▸ Brief: Copy all lines in the material holding the string "this".

--- START ---

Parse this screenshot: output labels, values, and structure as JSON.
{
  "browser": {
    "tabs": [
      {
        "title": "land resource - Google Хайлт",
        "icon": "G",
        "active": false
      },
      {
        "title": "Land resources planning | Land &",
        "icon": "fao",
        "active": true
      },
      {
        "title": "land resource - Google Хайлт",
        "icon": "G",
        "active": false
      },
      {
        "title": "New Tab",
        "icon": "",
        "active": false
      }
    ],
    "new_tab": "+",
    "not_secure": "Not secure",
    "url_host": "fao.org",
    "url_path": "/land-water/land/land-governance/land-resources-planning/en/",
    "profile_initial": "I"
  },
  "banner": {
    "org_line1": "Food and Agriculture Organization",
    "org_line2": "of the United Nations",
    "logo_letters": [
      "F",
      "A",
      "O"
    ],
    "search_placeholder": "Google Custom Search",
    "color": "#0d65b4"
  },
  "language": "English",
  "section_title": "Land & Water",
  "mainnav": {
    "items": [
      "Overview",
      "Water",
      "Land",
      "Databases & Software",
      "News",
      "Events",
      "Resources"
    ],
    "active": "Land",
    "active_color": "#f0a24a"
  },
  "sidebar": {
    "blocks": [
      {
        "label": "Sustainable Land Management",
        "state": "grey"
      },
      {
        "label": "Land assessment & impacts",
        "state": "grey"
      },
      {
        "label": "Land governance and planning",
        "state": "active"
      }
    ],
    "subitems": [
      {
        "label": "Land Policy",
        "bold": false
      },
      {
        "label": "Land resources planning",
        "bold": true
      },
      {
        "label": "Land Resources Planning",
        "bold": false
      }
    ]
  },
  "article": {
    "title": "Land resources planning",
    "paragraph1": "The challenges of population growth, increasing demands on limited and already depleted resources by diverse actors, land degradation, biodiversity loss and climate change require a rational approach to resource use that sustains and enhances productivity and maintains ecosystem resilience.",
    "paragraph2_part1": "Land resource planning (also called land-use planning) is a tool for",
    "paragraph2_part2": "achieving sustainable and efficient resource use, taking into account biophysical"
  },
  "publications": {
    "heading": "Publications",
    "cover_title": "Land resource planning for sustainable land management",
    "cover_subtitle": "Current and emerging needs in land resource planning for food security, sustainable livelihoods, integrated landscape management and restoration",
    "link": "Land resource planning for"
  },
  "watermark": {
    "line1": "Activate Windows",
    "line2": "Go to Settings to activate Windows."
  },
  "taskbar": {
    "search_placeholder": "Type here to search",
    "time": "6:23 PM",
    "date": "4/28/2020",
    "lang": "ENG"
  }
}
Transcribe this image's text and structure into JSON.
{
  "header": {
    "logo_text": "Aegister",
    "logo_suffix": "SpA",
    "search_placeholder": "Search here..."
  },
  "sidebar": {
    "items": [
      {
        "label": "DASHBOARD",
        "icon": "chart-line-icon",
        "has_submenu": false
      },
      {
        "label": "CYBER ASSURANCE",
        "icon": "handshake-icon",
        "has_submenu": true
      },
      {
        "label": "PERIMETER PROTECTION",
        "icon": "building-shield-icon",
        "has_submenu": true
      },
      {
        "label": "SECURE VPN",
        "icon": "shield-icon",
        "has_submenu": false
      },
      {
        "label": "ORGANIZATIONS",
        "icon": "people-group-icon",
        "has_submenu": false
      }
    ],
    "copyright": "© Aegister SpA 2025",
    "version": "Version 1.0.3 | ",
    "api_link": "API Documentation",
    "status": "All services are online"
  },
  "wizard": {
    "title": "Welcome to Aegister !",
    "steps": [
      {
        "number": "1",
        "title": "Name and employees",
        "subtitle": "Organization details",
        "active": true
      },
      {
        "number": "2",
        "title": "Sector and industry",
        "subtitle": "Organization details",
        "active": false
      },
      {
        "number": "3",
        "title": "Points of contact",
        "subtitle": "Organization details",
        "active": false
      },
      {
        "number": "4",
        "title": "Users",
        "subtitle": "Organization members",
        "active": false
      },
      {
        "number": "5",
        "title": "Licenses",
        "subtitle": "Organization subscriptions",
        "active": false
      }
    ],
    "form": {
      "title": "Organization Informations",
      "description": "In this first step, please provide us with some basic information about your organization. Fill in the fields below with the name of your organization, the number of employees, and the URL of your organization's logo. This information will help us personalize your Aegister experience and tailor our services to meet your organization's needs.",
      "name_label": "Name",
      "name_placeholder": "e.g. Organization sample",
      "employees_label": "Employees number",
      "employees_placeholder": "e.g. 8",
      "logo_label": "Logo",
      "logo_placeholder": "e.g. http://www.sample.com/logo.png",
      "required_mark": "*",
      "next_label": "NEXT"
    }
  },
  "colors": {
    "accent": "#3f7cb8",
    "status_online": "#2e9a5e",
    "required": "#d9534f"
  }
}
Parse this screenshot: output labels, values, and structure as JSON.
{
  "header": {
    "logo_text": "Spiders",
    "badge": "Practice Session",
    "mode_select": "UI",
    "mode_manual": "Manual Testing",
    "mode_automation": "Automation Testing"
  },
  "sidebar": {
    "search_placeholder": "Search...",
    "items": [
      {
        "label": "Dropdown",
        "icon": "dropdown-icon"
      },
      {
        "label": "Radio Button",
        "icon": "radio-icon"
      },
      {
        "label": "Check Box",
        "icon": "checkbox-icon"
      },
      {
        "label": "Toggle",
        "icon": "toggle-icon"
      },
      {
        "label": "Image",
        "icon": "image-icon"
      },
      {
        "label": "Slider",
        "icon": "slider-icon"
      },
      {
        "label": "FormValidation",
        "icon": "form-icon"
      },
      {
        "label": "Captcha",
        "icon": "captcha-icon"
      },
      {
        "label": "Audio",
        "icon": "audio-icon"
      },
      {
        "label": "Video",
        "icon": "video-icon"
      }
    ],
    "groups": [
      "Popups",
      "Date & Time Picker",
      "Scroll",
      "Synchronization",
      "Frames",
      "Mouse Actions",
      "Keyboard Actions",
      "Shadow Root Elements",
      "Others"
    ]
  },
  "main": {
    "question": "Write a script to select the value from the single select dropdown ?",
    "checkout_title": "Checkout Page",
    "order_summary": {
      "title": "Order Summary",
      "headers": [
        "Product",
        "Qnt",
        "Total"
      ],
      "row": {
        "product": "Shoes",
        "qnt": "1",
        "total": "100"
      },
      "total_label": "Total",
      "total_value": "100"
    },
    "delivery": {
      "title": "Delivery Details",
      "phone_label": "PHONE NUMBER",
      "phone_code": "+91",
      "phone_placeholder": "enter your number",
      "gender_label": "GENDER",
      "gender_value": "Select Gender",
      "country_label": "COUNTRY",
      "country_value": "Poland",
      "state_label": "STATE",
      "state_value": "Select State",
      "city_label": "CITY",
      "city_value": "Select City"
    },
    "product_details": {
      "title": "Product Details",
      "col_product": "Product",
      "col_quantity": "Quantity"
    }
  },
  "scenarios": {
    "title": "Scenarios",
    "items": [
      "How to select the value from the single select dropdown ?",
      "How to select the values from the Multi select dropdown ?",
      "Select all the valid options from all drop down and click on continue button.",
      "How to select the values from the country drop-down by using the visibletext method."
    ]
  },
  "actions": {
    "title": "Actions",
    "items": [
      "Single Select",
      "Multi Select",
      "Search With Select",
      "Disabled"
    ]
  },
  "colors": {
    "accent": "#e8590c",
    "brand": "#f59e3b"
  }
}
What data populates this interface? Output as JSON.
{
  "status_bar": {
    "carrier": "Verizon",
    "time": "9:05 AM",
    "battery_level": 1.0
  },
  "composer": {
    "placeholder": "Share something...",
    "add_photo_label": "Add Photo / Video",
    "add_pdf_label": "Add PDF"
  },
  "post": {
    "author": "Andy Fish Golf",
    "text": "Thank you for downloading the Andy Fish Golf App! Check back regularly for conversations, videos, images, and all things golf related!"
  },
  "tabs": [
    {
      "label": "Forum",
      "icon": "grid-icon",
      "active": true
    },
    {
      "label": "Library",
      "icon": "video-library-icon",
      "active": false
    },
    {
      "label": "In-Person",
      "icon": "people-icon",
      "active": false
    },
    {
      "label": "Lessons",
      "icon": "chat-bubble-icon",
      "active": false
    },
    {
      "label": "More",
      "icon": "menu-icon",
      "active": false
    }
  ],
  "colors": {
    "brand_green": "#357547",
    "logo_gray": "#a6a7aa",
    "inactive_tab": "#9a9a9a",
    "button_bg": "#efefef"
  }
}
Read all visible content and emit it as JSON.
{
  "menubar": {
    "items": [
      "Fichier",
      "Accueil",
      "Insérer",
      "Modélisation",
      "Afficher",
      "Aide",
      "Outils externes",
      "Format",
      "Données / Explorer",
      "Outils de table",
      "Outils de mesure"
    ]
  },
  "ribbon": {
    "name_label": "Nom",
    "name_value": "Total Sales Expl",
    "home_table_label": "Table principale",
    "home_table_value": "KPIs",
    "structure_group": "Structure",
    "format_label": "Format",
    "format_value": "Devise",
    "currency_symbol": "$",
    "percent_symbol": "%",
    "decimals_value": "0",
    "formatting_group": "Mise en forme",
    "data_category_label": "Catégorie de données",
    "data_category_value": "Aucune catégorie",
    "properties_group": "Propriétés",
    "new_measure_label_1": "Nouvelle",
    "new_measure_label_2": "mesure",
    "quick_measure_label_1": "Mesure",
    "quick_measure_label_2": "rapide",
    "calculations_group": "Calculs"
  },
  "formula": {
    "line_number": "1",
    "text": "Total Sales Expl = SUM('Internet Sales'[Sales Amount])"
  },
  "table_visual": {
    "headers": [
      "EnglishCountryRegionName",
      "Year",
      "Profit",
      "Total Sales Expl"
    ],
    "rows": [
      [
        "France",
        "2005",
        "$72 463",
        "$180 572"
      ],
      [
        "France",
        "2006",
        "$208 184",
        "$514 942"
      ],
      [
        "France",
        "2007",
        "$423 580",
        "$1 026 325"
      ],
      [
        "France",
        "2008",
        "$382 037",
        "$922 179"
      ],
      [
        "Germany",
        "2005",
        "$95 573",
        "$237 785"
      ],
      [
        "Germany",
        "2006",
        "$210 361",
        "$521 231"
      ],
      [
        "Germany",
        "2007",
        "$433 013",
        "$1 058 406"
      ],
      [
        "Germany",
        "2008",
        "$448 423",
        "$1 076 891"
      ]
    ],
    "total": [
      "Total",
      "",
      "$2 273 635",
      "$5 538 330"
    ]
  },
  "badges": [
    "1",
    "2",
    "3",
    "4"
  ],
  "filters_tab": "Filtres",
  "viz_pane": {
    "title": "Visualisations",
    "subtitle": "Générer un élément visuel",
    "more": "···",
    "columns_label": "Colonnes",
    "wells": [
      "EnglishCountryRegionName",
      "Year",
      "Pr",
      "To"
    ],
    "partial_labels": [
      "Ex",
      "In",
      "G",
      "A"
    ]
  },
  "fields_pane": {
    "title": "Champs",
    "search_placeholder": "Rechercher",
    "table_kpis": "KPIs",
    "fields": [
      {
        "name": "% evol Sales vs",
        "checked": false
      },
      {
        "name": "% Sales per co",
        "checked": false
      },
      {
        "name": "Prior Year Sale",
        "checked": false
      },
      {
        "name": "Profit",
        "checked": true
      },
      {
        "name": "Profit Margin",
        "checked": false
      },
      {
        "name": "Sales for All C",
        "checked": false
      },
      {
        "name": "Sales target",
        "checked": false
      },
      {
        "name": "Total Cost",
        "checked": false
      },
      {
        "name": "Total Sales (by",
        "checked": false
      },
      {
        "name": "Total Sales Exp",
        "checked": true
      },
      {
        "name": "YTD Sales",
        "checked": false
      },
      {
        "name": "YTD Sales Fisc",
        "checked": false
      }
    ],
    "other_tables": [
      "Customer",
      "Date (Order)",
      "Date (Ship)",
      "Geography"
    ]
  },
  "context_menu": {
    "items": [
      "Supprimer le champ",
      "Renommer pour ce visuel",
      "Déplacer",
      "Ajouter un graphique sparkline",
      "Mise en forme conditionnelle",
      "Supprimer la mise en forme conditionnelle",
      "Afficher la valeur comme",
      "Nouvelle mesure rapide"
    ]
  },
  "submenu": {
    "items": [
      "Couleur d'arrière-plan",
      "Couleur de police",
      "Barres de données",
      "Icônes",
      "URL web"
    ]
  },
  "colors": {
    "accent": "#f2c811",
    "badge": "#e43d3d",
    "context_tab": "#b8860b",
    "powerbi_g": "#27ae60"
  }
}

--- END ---

▸ Reply:
Parse this screenshot: output labels, values, and structure as JSON.
Transcribe this image's text and structure into JSON.
      "description": "In this first step, please provide us with some basic information about your organization. Fill in the fields below with the name of your organization, the number of employees, and the URL of your organization's logo. This information will help us personalize your Aegister experience and tailor our services to meet your organization's needs.",
Parse this screenshot: output labels, values, and structure as JSON.
What data populates this interface? Output as JSON.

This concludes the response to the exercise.